|March 28, 2002
NAMIBIA: 1% tax rate for absentee landlords
Namibian government on March 27 proposed slapping a 0,75 per cent tax
rate on the value of each hectare of undeveloped land owned by commercial
farmers in Namibia and one per cent on land owned by absentee landlords.
The move is aimed at compelling farmers to sell their excess land to
Government for resettlement. Lands, Resettlement and Rehabilitation Minister
Hifikepunye Pohamba introduced the proposed land tax in the National Assembly
and called on Members of Parliament to support the move. Pohamba had earlier
announced that the land tax would be introduced on April 1 (Monday), but on
March 27 there was still no indication whether this would still be the case
after debate on the matter was adjourned to Tuesday, April 2.
Through the proposed land taxation, Pohamba said, Government would be
able to raise revenue of at least N$ 18,4 million each year. He said the tax
rate for absentee landlords was likely to be pushed up after one year when a
re-evaluation of the rates would be done. Pohamba said the tax rate would
increase by 0,25 per cent per hectare on each additional farm owned by an
individual commercial farmer. Under the proposed tax rate, a Namibian farmer
will pay 0,75 per cent per hectare value and 0,25 per cent per hectare value
will be added for each additional farm a person owns. It is not clear what role
the size of farms will play and how the agro-ecological zones helped to
determine the tax rates.
When he made his first announcement on land tax in February, Pohamba
said a fixed rate would be determined by the National Assembly. On top of the
fixed rate, farmers would be taxed according to which agro-ecological zone
their land falls in and the carrying capacity of each farm. Agro-ecological
zones are determined by factors such as how much rain an area receives. Farmers
will not be taxed on improvements they have made on their farms.
Pohamba said that Government identified 12.325 taxable commercial
agricultural properties in Namibia and that ownership was broken up into land

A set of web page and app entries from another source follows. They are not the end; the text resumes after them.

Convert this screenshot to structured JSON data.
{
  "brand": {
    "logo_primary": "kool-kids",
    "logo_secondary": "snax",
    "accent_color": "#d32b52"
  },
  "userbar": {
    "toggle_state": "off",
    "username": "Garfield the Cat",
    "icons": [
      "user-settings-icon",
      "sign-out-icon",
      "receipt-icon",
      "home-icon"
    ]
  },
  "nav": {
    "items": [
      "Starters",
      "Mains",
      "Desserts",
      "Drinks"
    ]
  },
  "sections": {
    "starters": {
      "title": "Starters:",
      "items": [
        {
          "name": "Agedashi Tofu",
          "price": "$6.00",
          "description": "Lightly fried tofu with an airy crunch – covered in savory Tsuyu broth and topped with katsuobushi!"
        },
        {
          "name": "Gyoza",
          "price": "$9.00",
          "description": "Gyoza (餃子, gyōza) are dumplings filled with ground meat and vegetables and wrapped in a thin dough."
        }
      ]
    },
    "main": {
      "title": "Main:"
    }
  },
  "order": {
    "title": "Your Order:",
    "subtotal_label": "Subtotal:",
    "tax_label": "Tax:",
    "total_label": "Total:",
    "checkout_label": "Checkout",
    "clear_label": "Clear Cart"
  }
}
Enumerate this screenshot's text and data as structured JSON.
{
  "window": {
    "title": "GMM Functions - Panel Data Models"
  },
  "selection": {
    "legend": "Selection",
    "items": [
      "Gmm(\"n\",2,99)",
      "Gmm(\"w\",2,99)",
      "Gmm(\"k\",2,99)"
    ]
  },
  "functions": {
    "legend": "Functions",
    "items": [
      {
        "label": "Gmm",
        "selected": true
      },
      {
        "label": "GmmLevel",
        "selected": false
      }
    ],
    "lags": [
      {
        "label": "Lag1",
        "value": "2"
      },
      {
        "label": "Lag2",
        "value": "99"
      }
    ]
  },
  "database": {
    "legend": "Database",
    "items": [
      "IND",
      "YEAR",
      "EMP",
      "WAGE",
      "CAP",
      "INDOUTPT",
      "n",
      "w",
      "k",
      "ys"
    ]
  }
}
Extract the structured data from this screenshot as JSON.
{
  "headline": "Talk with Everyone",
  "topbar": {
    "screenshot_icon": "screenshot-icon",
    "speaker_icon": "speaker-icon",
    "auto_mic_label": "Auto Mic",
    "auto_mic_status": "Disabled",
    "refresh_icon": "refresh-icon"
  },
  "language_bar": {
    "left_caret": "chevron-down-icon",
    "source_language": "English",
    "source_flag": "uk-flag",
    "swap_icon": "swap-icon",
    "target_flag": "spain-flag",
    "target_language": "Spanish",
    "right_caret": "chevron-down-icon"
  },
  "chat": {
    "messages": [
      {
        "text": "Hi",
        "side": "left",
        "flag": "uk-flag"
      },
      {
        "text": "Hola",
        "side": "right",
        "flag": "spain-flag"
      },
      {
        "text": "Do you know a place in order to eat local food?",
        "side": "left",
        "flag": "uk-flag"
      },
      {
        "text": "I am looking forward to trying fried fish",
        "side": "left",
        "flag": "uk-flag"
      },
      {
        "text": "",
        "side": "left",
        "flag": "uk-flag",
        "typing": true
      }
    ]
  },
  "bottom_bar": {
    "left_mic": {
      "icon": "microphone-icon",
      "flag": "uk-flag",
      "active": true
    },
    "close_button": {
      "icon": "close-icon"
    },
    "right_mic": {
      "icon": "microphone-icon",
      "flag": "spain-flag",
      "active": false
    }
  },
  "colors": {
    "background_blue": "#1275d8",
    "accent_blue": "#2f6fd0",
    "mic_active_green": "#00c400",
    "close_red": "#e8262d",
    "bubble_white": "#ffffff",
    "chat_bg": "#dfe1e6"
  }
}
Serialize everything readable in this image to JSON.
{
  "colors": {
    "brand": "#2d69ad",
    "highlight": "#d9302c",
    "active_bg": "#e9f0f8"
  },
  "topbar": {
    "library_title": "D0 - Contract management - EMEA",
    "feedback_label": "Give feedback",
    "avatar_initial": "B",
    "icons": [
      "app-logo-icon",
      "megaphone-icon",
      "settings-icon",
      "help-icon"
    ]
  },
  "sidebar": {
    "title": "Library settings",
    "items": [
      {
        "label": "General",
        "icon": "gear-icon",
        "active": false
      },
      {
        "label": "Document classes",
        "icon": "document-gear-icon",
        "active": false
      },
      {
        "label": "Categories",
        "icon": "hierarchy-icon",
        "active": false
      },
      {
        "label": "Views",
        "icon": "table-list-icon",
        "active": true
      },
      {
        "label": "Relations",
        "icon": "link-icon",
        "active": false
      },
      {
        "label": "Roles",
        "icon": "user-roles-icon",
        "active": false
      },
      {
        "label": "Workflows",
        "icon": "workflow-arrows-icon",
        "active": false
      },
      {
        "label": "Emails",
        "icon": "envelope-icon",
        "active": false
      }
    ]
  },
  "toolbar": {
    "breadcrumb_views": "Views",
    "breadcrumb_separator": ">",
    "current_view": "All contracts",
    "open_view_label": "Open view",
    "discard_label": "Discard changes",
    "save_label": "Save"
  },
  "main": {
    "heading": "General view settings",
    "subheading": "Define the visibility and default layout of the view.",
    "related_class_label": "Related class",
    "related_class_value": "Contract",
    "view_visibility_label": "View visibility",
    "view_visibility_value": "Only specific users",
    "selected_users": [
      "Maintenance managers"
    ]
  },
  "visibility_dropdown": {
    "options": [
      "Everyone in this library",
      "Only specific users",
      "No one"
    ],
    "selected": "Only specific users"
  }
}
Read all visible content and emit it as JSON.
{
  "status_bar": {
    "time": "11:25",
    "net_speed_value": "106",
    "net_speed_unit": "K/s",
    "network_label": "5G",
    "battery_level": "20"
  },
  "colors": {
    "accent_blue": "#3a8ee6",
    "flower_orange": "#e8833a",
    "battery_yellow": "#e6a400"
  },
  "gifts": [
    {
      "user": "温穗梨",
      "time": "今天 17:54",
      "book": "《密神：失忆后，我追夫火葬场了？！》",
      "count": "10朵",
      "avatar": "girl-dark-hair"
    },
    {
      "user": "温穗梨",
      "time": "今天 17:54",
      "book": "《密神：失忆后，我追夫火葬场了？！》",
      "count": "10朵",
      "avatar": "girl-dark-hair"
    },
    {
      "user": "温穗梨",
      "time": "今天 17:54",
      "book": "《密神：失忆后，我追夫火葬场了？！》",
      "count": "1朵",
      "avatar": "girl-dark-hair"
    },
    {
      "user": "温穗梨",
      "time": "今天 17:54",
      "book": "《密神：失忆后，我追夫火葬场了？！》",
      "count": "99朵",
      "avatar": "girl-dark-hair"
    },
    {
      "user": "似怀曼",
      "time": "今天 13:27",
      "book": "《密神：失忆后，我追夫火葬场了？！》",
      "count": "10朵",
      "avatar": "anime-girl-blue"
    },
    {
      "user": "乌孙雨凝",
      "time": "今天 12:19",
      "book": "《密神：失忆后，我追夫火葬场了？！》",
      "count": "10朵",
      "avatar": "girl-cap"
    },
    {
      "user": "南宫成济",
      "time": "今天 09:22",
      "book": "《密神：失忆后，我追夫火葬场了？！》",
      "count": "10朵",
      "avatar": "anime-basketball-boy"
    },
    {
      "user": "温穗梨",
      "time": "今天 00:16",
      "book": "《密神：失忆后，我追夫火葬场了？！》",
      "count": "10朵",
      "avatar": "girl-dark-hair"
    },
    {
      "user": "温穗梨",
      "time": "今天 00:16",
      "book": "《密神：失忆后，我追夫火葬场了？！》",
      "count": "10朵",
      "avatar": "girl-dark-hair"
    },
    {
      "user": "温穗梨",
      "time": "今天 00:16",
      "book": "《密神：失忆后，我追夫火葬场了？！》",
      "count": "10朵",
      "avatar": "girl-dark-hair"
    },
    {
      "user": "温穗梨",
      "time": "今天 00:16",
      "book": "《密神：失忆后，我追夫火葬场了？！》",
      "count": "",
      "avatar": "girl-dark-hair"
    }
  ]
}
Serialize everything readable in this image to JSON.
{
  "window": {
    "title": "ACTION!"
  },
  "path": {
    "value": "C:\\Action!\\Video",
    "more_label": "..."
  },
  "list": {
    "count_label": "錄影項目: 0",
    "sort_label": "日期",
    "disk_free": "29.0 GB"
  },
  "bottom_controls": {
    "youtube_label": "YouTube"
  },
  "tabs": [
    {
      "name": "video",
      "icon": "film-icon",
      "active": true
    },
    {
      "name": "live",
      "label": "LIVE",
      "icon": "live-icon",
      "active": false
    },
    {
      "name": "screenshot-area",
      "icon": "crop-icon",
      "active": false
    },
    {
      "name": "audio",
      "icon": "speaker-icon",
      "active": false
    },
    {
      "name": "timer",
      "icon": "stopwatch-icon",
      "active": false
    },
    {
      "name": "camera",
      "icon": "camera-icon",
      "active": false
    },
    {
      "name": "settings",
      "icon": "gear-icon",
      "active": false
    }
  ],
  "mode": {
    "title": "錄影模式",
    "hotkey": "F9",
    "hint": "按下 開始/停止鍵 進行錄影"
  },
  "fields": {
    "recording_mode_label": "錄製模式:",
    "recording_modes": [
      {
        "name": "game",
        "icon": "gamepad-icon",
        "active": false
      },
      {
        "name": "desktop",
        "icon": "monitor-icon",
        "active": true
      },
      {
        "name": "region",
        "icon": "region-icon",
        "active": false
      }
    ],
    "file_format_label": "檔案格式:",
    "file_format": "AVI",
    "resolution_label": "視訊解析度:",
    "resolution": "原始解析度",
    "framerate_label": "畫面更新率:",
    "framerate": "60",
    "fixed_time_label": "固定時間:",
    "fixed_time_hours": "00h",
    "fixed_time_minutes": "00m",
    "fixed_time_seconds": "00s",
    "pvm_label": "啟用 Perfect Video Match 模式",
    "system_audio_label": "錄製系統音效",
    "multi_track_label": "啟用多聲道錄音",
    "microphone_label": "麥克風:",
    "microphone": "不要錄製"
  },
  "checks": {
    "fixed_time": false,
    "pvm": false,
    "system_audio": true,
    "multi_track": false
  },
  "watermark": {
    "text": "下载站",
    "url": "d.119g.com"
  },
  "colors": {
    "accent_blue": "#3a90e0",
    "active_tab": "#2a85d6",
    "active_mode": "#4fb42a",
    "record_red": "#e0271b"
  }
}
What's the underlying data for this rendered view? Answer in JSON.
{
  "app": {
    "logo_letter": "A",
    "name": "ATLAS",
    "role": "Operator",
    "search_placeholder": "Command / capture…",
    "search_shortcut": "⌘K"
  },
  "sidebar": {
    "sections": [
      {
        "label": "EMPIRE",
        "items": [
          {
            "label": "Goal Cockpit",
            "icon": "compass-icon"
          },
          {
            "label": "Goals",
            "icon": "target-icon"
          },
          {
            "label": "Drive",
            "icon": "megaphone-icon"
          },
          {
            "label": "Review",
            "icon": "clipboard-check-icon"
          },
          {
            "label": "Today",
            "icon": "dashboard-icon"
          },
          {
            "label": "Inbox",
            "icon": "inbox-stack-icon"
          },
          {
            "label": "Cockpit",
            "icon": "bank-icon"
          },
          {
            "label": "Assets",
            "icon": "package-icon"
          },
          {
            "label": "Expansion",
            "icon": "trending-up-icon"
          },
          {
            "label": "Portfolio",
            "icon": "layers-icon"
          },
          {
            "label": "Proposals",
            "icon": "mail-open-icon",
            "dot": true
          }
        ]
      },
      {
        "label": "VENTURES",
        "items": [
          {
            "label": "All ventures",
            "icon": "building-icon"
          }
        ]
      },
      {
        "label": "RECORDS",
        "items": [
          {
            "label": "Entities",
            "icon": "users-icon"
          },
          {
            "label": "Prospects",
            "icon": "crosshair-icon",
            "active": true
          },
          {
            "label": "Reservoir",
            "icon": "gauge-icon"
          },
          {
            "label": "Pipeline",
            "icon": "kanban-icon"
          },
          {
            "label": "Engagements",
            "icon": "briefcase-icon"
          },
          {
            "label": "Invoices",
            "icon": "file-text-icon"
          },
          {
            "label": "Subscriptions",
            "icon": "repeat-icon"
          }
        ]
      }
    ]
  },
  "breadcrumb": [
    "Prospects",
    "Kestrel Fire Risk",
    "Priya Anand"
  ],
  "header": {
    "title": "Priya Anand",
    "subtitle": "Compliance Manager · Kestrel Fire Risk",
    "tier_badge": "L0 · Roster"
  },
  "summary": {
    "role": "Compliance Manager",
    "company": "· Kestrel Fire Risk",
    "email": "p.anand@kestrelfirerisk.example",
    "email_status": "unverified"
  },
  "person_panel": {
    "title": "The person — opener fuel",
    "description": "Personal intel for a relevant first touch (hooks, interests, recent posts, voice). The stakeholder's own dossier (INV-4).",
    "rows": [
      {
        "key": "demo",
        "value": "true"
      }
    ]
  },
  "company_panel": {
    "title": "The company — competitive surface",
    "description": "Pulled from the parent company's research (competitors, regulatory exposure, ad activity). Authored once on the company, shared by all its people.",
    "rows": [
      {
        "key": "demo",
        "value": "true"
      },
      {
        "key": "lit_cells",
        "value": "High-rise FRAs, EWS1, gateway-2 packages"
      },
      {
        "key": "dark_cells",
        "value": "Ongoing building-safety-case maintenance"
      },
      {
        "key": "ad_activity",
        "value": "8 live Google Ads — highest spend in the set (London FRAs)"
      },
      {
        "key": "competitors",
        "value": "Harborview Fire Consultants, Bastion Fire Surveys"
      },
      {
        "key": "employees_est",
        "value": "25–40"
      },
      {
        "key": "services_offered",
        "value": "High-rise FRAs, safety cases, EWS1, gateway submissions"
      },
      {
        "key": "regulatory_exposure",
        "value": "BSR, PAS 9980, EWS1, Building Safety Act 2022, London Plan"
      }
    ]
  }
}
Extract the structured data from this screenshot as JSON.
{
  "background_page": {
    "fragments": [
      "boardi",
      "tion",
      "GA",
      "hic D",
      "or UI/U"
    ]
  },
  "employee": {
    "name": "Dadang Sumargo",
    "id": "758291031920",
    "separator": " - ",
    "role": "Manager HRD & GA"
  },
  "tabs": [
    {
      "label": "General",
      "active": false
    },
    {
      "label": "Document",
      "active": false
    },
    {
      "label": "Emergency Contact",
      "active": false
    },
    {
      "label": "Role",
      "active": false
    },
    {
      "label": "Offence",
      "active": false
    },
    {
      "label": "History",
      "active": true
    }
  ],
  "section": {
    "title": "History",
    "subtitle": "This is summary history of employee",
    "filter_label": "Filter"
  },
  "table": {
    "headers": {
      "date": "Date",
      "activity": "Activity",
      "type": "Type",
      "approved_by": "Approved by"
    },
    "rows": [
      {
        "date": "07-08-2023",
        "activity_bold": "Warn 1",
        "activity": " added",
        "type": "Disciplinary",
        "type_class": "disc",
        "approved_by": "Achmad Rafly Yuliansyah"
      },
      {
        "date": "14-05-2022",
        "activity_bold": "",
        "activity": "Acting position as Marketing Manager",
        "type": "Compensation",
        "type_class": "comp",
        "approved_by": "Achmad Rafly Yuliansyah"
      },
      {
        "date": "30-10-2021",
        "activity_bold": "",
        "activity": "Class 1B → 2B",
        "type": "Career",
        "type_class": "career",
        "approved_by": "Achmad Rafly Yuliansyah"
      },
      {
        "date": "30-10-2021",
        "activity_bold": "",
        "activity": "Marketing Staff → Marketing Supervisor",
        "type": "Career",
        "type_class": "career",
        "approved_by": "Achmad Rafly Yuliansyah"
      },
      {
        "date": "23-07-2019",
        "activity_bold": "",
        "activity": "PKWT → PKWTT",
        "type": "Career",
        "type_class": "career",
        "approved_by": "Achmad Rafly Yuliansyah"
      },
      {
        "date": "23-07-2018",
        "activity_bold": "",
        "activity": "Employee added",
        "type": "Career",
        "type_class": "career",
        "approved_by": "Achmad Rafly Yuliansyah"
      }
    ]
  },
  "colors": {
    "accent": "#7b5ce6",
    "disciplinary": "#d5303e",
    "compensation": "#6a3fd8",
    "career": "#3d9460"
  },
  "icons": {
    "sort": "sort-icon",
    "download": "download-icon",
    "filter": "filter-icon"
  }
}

owned by Namibians and land owned by non-Namibians. "In most cases,
non-citizens own large tracts of land. These tracts of land are either
completely neglected and held for speculative purposes or are grossly
under-utilised," he said. Because such land was under-utilised, Pohamba said,
his Ministry proposed imposing a one per cent tax rate on land in the hands of
absentee landlords. Based on a 60 per cent collection success rate and judging
by the implementation of similar tax elsewhere, Pohamba said Government
expected to raise around N$18,4 million over the next 12 months.
Pohamba's proposal came under fire from Swapo MP Ponhele ya France who
suggested that the objective be to grab land instead of forcing people off it
through land tax. He said although the land tax would undo the injustice
against Namibians by Europeans who took their land, it was best to repossess
the land without any compensation. "Some of us have nowhere even to be buried.
This must be corrected," he said. Ya France suggested that Government should
not tax formerly disadvantaged people who bought land under an affirmative
action loan scheme. (The Namibian)